3. Home economics was not Sally Ride's best subject.

After retiring from space flight, Ride became a vocal advocate for math and science education, particularly for girls. In 2001 she founded Sally Ride Science, a San Diego-based company that creates fun and interesting opportunities for elementary and middle school students to learn about math and science.

Though Ride was an iconic female scientist who earned her doctorate in physics, just like so many other youngsters, she did hit some academic road bumps when she was growing up. In a 2006 interview with USA Today, Ride revealed her weakest subject in school: a seventh-grade home economics class that all girls had to take. As Ride put it, "Can you imagine having to cook and eat tuna casserole at 8 a.m.?"

4. Sally Ride had a strong tie to the Challenger.

Ride’s two space flights were aboard the doomed shuttle Challenger, and she was eight months deep into her training program for a third flight aboard the shuttle when it tragically exploded in 1986. Ride learned of that disaster at the worst possible time: she was on a plane when the pilot announced the news.

Ride later told AARP the Magazine that when she heard the midflight announcement, she got out her NASA badge and went to the cockpit so she could listen to radio reports about the fallen shuttle. The disaster meant that Ride wouldn’t make it back into space, but the personal toll was tough to swallow, too. Four of the lost members of Challenger’s crew had been in Ride’s astronaut training class.

5. Sally Ride had no interest in cashing in on her worldwide fame.

A 2003 profile in The New York Times called Ride one of the most famous women on Earth after her two space flights, and it was hard to argue with that statement. Ride could easily have cashed in on the slew of endorsements, movie deals, and ghostwritten book offers that came her way, but she passed on most opportunities to turn a quick buck.

Ride later made a few forays into publishing and endorsements, though. She wrote or co-wrote more than a half-dozen children’s books on scientific themes, including To Space and Back, and in 2009 she appeared in a print ad for Louis Vuitton. Even appearing in an ad wasn’t an effort to pad her bank account, though; the ad featured an Annie Leibovitz photo of Ride with fellow astronauts Buzz Aldrin and Jim Lovell gazing at the moon and stars. According to a spokesperson, all three astronauts donated a “significant portion” of their modeling fees to Al Gore’s Climate Project.

6. Sally Ride was the first openly LGBTQ astronaut.
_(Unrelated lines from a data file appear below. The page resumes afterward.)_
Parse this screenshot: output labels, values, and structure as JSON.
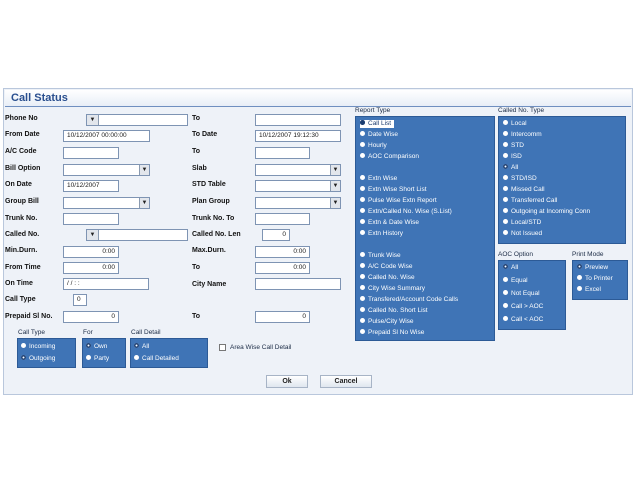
{
  "window": {
    "title": "Call Status"
  },
  "form": {
    "phone_no_label": "Phone No",
    "to1_label": "To",
    "from_date_label": "From Date",
    "from_date_value": "10/12/2007 00:00:00",
    "to_date_label": "To Date",
    "to_date_value": "10/12/2007 19:12:30",
    "ac_code_label": "A/C Code",
    "to2_label": "To",
    "bill_option_label": "Bill Option",
    "slab_label": "Slab",
    "on_date_label": "On Date",
    "on_date_value": "10/12/2007",
    "std_table_label": "STD Table",
    "group_bill_label": "Group Bill",
    "plan_group_label": "Plan Group",
    "trunk_no_label": "Trunk No.",
    "trunk_no_to_label": "Trunk No. To",
    "called_no_label": "Called No.",
    "called_no_len_label": "Called No. Len",
    "called_no_len_value": "0",
    "min_durn_label": "Min.Durn.",
    "min_durn_value": "0:00",
    "max_durn_label": "Max.Durn.",
    "max_durn_value": "0:00",
    "from_time_label": "From Time",
    "from_time_value": "0:00",
    "to3_label": "To",
    "to3_value": "0:00",
    "on_time_label": "On Time",
    "on_time_value": "/ /     : :",
    "city_name_label": "City Name",
    "call_type_label": "Call Type",
    "call_type_value": "0",
    "prepaid_label": "Prepaid Sl No.",
    "prepaid_value": "0",
    "to4_label": "To",
    "to4_value": "0"
  },
  "call_type_group": {
    "title": "Call Type",
    "options": [
      "Incoming",
      "Outgoing"
    ]
  },
  "for_group": {
    "title": "For",
    "options": [
      "Own",
      "Party"
    ]
  },
  "call_detail_group": {
    "title": "Call Detail",
    "options": [
      "All",
      "Call Detailed"
    ]
  },
  "area_wise_label": "Area Wise Call Detail",
  "report_type": {
    "title": "Report Type",
    "options": [
      "Call List",
      "Date Wise",
      "Hourly",
      "AOC Comparison",
      "",
      "Extn Wise",
      "Extn Wise Short List",
      "Pulse Wise Extn Report",
      "Extn/Called No. Wise (S.List)",
      "Extn & Date Wise",
      "Extn History",
      "",
      "Trunk Wise",
      "A/C Code Wise",
      "Called No. Wise",
      "City Wise Summary",
      "Transfered/Account Code Calls",
      "Called No. Short List",
      "Pulse/City Wise",
      "Prepaid Sl No Wise"
    ]
  },
  "called_no_type": {
    "title": "Called No. Type",
    "options": [
      "Local",
      "Intercomm",
      "STD",
      "ISD",
      "All",
      "STD/ISD",
      "Missed Call",
      "Transferred Call",
      "Outgoing at Incoming Conn",
      "Local/STD",
      "Not Issued"
    ]
  },
  "aoc_option": {
    "title": "AOC Option",
    "options": [
      "All",
      "Equal",
      "Not Equal",
      "Call > AOC",
      "Call < AOC"
    ]
  },
  "print_mode": {
    "title": "Print Mode",
    "options": [
      "Preview",
      "To Printer",
      "Excel"
    ]
  },
  "buttons": {
    "ok": "Ok",
    "cancel": "Cancel"
  },
  "dropdown_glyph": "▼"
}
Ride passed away on July 23, 2012, at the age of 61, following a long (and very private) battle with pancreatic cancer. While Ride's brief marriage to fellow astronaut Steve Hawley was widely known to the public (they were married from 1982 to 1987), it wasn't until her death that Ride's longtime relationship with Tam O'Shaughnessy—a childhood friend and science writer—was made public. Which meant that even in death, Ride was still changing the world, as she is the world's first openly LGBTQ astronaut.